It’s important to know that Colorado is ranked 9th in the U.S. for sun impact and Denver is tied for 7th sunniest city. Boulder County homeowners who are considering solar should know that roofless solar is now a viable and convenient solution offered by the Clean Energy Collective. The organization itself has been making progressive strides in environmentally sustainable practices that are having a national impact. Since establishing the country’s first community-owned solar array near El Jebel, Colorado in 2010, CEC has built or is currently developing more than 175 RooflessSolar™ projects with 32 utility partners across 17 states, serving thousands of customers and representing more than 400 megawatts of community solar capacity. The collective also maintains community-owned solar gardens that are expanding the possibilities for solar technologies to even greater heights.
Colorado is an energy leader, if not THE leader, and is accredited for being the first state in the nation to adopt renewable energy standards, way back in 2004. Colorado Energy Office Director Jeff Ackermann stated, “Colorado has always been a leader in renewable energy, and now we take another innovative step forward as we create community solar models that are more affordable and available to Colorado rural electric cooperatives and the low-income communities they serve,” Cost of Solar reported. That is, solar cooperatives are working together to have broad, positive impacts on homeowners who can’t afford solar on their own.

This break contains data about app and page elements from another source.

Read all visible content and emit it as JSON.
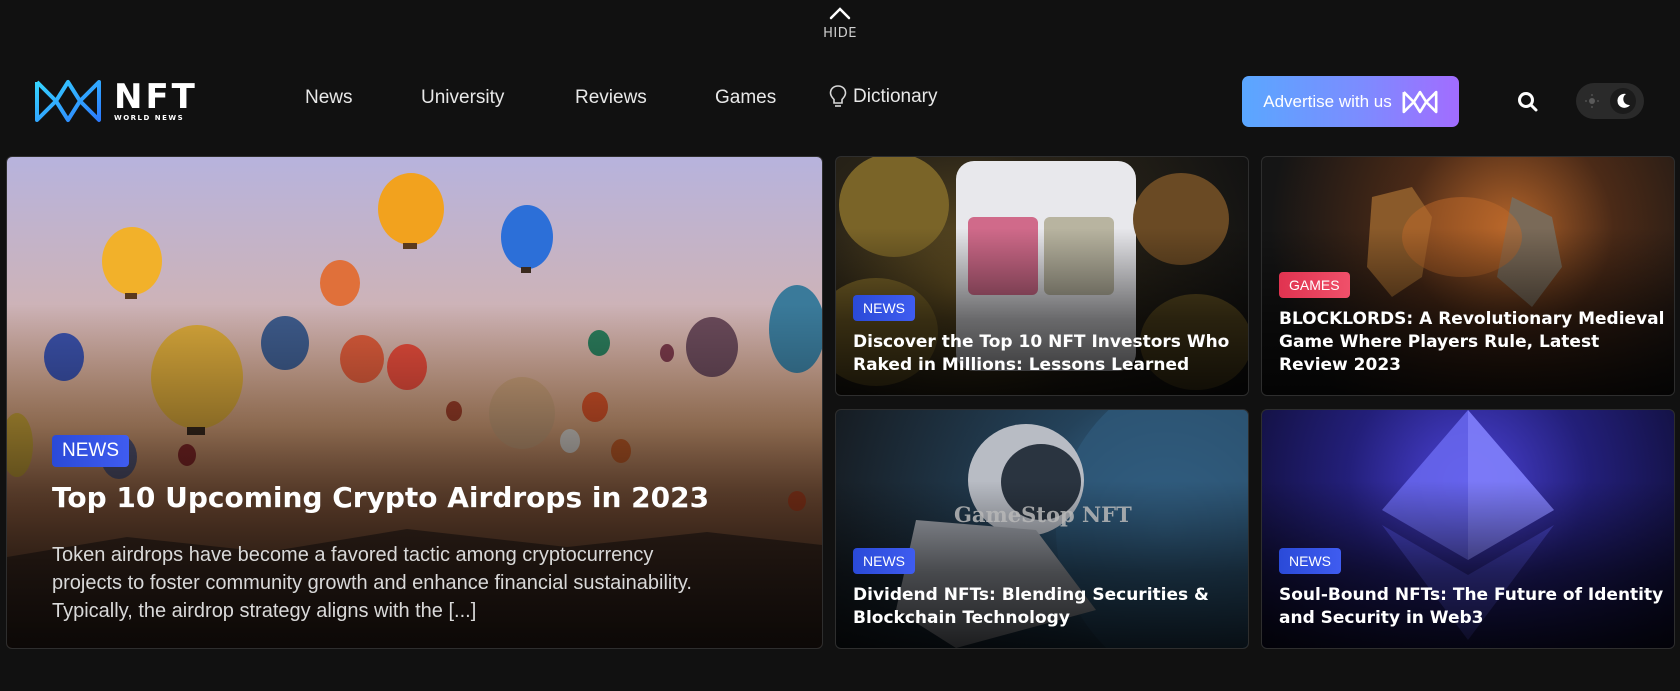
{
  "hide_toggle": {
    "label": "HIDE"
  },
  "logo": {
    "name": "NFT",
    "tagline": "WORLD NEWS"
  },
  "nav": {
    "items": [
      {
        "label": "News"
      },
      {
        "label": "University"
      },
      {
        "label": "Reviews"
      },
      {
        "label": "Games"
      },
      {
        "label": "Dictionary",
        "icon": "lightbulb-icon"
      }
    ],
    "advertise_label": "Advertise with us",
    "search_icon": "search-icon",
    "theme_toggle": {
      "state": "dark",
      "icons": [
        "sun-icon",
        "moon-icon"
      ]
    }
  },
  "featured": {
    "category": "NEWS",
    "title": "Top 10 Upcoming Crypto Airdrops in 2023",
    "excerpt_lines": [
      "Token airdrops have become a favored tactic among cryptocurrency",
      "projects to foster community growth and enhance financial sustainability.",
      "Typically, the airdrop strategy aligns with the [...]"
    ]
  },
  "articles": [
    {
      "category": "NEWS",
      "title_lines": [
        "Discover the Top 10 NFT Investors Who",
        "Raked in Millions: Lessons Learned"
      ]
    },
    {
      "category": "GAMES",
      "title_lines": [
        "BLOCKLORDS: A Revolutionary Medieval",
        "Game Where Players Rule, Latest",
        "Review 2023"
      ]
    },
    {
      "category": "NEWS",
      "title_lines": [
        "Dividend NFTs: Blending Securities &",
        "Blockchain Technology"
      ],
      "image_text": "GameStop NFT"
    },
    {
      "category": "NEWS",
      "title_lines": [
        "Soul-Bound NFTs: The Future of Identity",
        "and Security in Web3"
      ]
    }
  ],
  "colors": {
    "background": "#111111",
    "news_badge": "#3450e6",
    "games_badge": "#e8405c",
    "advertise_gradient": [
      "#5aa7ff",
      "#a26cff"
    ]
  }
}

Living a BoCo lifestyle is as much about what we take in as what we put out. This means we have to take time to acknowledge our waste and how we deal with it. So let’s talk compost. Did you know the city and county of Boulder have curbside composting? It’s up to you to set it up with your trash hauler, but it’s readily available. The city of Boulder’s Universal Zero Waste Ordinance has made it a requirement for businesses and residents to comply with recycling and composting efforts. After the city enacted a full-scale curbside compost program, businesses such as Western Disposal expanded the size of their compost yard from 4 to 7 acres. This displayed the widescale impact of the composting initiatives put in place by city policy. Why should you compost? Well, let’s see, cost savings, trash reduction, garden improvement, the list goes on.
Green building is defined by the Colorado Green Building Guild as “the practice of increasing the efficiency with which buildings use resources – energy, water, and materials – while reducing building impacts on human health and the environment during the building’s lifecycle – design, construction, operation, maintenance, and removal.” You can visit their website, coloradogreenbuilders.org, for tips and tools anyone could benefit from, from the DIY homeowners making changes to the home they love, the corporate businesses hoping to cut costs and do some good for the world, and the professional contractor building toward a sustainable future. You can sign up at Boulder Green Home Tours for a self-guided tour of glorious energy efficient and environmentally sustainable properties in the area for inspiration and a reason to get out, not that Coloradans need one.
LotNetwork.com has a list of increasingly popular green building options. One of my favorites include roof cooling (like having a green “living roof”). In fact, living roofs have numerous ecological and aesthetic perks for Colorado homeowners. Intermountain Roofscape Supply is one leading living roof organization in the Rocky Mountain area that has attracted several Boulder residences. The business is family owned with over 15 years of professional horticulture experience. Intermountain has a keen eye for understanding the appropriate plants and vegetation that can be grown on residential rooftops while withstanding Colorado’s dramatic seasonal temperature fluctuations. A few of the benefits for having a living roof include noise reduction, extension of roof life, fire prevention elements, water conservation (can reduce stormwater runoff by 90 annually), and an overall greater attractiveness to your home.